In Singapore, where Sands operates the Marina Bay Sands and is speeding up a $1 billion renovation project there, results were just as robust.
“In Singapore, we were pleased to see the ongoing recovery at Marina Bay Sands progress during the quarter, with the property again delivering outstanding levels of performance in both mass gaming and tenant sales,” Goldstein said.
He briefly discussed Sands’ position in New York, where the company is bidding for one of three downstate New York licenses.
The company entered into agreements to purchase the long-term lease of the site currently home to the Nassau Veterans Memorial Coliseum on Long Island. The transactions would give the company control of up to 80 acres in Nassau County.
Goldstein told investors that Sands “has a compelling bid in New York, very much in the LVS spirit.”
He doesn’t expect to hear anything about the licensing process in New York until early 2024.
The Long Island development would include outdoor community spaces, four- and five-star hotel rooms and a live performance venue honoring the legacy of live music at the Nassau Coliseum.
The company said the resort property would also feature celebrity chef restaurants, experiential events and venues and flexible meeting and convention space, including ballrooms.

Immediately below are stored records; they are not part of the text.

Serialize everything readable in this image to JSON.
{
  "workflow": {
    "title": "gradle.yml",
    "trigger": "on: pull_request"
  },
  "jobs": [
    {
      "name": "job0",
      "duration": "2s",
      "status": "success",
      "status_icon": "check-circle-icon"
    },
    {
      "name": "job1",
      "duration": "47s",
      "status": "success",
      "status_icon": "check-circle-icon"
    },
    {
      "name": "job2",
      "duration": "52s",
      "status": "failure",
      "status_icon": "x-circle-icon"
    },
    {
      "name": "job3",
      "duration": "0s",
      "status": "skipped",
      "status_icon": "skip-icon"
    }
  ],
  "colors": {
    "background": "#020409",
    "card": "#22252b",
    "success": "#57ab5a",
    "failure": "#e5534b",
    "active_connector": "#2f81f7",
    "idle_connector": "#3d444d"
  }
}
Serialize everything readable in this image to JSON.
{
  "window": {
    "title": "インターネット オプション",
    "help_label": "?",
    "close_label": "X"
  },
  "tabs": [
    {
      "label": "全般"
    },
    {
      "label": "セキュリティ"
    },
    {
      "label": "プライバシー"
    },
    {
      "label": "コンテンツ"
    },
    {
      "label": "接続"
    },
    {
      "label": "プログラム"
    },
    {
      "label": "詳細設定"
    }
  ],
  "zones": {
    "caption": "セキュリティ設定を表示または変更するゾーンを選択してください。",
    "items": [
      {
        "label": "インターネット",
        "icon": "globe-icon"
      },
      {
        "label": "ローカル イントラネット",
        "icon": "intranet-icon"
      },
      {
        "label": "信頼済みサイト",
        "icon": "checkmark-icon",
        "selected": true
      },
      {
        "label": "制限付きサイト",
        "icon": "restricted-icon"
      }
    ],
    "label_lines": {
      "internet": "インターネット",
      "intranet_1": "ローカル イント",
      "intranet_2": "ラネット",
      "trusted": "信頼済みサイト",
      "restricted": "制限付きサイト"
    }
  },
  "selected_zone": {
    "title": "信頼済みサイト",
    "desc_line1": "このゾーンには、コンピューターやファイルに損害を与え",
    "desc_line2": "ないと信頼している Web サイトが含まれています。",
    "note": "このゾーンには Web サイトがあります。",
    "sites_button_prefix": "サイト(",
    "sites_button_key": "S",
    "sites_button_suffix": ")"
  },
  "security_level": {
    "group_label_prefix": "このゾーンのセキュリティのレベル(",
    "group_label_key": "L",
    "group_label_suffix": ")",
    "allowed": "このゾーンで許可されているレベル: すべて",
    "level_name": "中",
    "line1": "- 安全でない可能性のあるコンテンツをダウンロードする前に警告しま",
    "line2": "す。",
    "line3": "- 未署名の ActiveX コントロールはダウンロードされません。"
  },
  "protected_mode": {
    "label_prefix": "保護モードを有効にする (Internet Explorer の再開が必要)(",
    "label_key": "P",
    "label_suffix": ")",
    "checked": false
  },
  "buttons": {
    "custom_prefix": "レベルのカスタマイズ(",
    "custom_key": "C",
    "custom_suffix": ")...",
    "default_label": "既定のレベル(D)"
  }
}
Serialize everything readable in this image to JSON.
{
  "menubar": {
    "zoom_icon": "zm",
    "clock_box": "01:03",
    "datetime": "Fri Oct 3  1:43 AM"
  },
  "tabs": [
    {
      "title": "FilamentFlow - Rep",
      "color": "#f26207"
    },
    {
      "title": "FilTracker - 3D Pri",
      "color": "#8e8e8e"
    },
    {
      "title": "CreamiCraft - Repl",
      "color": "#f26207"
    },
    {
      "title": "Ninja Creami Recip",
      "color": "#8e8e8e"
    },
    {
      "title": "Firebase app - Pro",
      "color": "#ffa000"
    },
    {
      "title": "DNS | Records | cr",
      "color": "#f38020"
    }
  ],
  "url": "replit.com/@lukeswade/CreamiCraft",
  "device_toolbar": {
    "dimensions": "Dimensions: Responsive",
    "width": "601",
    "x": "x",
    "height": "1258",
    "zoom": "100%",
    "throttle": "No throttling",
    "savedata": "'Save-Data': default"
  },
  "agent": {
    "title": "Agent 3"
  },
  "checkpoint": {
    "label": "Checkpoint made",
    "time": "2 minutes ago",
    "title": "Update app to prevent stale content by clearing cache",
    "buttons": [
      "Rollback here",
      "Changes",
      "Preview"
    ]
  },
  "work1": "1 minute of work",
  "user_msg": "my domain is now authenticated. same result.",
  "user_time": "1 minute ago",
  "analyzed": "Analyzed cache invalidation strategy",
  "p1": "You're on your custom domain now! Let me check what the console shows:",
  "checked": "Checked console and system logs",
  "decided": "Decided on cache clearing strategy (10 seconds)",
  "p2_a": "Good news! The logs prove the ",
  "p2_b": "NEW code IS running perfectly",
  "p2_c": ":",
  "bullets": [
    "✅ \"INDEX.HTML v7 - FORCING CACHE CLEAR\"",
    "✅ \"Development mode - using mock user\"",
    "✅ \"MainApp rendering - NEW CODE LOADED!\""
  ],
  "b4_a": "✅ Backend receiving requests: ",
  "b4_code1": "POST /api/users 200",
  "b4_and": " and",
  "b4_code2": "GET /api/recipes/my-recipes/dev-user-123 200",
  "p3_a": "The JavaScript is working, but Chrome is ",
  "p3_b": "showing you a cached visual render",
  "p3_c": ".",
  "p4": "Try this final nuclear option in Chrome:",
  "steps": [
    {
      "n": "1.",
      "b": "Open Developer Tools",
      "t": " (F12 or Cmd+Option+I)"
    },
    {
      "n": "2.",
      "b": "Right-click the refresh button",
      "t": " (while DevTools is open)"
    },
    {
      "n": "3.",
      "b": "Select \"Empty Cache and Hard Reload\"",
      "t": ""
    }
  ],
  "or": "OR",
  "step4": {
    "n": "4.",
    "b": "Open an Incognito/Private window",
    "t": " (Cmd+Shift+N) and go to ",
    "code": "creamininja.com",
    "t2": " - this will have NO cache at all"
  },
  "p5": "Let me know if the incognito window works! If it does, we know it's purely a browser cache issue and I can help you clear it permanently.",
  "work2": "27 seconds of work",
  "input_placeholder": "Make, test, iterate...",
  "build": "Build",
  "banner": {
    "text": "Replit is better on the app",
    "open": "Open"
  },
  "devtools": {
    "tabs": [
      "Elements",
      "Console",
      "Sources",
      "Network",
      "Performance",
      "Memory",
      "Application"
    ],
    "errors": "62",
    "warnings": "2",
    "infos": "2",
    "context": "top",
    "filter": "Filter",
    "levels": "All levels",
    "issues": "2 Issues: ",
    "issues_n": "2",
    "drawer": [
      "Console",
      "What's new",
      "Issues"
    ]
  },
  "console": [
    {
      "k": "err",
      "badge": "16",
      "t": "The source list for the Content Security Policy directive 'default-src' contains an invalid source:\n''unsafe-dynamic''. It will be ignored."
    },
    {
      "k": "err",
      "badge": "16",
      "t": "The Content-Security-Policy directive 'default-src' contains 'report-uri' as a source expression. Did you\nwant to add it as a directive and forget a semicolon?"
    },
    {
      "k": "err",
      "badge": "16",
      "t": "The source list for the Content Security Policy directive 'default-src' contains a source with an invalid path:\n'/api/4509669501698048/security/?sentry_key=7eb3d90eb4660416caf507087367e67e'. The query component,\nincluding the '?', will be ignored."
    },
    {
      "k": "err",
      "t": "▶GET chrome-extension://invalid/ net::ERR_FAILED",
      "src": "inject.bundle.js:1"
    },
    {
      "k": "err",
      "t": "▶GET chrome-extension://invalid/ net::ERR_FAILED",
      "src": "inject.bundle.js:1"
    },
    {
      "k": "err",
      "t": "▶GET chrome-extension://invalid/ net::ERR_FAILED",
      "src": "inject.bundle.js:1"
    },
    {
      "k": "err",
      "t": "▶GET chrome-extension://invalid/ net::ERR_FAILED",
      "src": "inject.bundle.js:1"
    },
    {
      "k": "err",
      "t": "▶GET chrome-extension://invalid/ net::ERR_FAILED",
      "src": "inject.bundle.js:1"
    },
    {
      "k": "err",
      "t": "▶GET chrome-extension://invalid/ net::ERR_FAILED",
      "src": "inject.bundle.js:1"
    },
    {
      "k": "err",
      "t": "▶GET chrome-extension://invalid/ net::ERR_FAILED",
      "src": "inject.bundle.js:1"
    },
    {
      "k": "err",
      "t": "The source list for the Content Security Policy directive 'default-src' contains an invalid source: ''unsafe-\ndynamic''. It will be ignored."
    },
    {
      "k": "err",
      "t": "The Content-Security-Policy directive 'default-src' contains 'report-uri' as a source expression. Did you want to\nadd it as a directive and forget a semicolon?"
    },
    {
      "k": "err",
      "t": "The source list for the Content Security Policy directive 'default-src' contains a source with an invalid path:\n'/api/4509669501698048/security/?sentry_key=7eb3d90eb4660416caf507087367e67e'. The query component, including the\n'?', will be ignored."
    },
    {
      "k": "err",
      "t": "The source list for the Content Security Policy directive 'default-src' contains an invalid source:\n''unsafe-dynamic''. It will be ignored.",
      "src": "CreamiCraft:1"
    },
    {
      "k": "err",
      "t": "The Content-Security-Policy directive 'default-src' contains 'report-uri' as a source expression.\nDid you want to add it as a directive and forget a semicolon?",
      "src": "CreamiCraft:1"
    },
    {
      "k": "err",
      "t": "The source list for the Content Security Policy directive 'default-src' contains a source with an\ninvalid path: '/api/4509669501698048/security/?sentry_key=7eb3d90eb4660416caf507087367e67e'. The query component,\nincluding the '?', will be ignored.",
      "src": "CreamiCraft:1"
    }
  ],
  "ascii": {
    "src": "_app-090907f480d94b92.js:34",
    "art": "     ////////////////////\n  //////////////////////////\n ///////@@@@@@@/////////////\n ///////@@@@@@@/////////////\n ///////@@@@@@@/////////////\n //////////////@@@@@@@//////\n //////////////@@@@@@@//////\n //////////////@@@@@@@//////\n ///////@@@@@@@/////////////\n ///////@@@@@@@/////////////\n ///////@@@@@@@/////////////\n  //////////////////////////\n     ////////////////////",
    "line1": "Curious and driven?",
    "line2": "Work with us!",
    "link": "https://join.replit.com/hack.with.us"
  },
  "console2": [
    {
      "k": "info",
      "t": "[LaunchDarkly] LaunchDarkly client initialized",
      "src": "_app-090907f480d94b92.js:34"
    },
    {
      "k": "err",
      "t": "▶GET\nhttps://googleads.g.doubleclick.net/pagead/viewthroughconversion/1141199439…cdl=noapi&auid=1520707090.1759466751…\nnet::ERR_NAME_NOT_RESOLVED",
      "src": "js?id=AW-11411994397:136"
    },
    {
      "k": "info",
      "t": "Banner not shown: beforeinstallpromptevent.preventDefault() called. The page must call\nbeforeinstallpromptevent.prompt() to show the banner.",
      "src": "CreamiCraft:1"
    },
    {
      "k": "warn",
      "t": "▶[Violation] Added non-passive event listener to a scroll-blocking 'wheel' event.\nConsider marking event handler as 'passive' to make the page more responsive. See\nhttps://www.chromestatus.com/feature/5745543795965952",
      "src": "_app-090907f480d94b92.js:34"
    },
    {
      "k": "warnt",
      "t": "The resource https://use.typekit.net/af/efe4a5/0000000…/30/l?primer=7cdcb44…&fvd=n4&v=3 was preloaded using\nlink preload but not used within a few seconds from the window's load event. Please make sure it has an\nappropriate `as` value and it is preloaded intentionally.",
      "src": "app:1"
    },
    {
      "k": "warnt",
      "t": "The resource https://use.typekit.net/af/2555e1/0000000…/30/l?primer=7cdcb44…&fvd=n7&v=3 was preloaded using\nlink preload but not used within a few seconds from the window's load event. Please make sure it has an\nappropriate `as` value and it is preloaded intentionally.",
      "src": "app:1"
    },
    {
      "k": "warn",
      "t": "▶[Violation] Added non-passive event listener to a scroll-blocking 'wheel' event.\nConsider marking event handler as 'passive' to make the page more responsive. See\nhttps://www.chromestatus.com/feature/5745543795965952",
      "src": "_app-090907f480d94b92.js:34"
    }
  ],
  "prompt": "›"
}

Other amenities would include casino gaming, which is planned to represent less than 10 percent of the project’s total square footage, a day spa, swimming pool and health club, and a variety of other entertainment programming.
Sands will be competing with some of the biggest brands in the casino and leisure industries. Among the company’s competitors in New York are Genting Group of Malaysia, which operates Resorts World New York City at the Aqueduct Racetrack; MGM Resorts International, operating the Empire City Casino at Yonkers Raceway; Caesars Entertainment Inc., which is partnering with SL Green Realty Corp. on a project at Times Square; Wynn Resorts Ltd., which is partnering with Related Companies for a project in Manhattan near the Javits Center convention facility; New York Mets owner Steve Cohen who wants to build at Willets Point, the home of the baseball team’s Citi Field; and Legends, affiliated with the Major League Baseball’s New York Yankees, the Chickasaw Nation Indian Tribe, and Saratoga Casino Holdings at Coney Island in Brooklyn.
Sands is also a key player in the bid to legalize casino gambling in Texas.
Earlier this month, the House State Affairs Committee advanced two gaming bills supporting casinos and sports wagering to the full House. But the legislation faces an uphill fight in the Senate, where Lt. Gov. Dan Patrick, a staunch opponent of gaming in the state, presides.
Sands has lobbyists in support of the casino bill, which would allow for the construction of four integrated resorts throughout the state. The state’s 11 professional sports franchises that once opposed gambling because they feared it would damage the integrity of their games are now supporting both bills as a potential new revenue source.
The Review-Journal is owned by the Adelson family, including Dr. Miriam Adelson, majority shareholder of Las Vegas Sands Corp., and Las Vegas Sands President and COO Patrick Dumont.
Las Vegas Sands Corp.
First-quarter revenue and earnings for Las Vegas-based Las Vegas Sands Corp., operators of resorts in Macao and Singapore. (NYSE: LVS)
1Q 2023: $2.12 billion
1Q 2022: $943 million
1Q 2023: $378 million
1Q 2022: ($302 million)
Earnings/(loss) per share
1Q 2023: $0.19
1Q 2022: ($0.49)